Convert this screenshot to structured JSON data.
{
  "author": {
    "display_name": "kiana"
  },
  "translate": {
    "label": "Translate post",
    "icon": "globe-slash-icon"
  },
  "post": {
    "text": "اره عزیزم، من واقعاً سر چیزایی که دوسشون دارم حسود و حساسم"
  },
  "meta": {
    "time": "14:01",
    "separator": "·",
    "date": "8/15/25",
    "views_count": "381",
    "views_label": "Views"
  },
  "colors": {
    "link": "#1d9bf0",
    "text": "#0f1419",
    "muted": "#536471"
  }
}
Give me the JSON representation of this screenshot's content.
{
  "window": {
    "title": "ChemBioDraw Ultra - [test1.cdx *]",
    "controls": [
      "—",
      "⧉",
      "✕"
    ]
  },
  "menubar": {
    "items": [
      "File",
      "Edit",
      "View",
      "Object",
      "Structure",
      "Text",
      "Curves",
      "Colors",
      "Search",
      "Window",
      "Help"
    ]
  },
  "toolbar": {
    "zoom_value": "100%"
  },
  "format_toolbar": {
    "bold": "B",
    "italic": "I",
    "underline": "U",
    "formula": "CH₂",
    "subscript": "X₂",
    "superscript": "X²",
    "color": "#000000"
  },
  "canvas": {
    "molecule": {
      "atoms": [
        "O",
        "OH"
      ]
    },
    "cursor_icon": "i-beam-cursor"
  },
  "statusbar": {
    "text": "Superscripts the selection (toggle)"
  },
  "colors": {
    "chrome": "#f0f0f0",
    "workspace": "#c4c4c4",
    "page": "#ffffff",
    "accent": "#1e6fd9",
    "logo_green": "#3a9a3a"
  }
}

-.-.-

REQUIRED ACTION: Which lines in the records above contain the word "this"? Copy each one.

TASK OUTPUT:
Convert this screenshot to structured JSON data.
Give me the JSON representation of this screenshot's content.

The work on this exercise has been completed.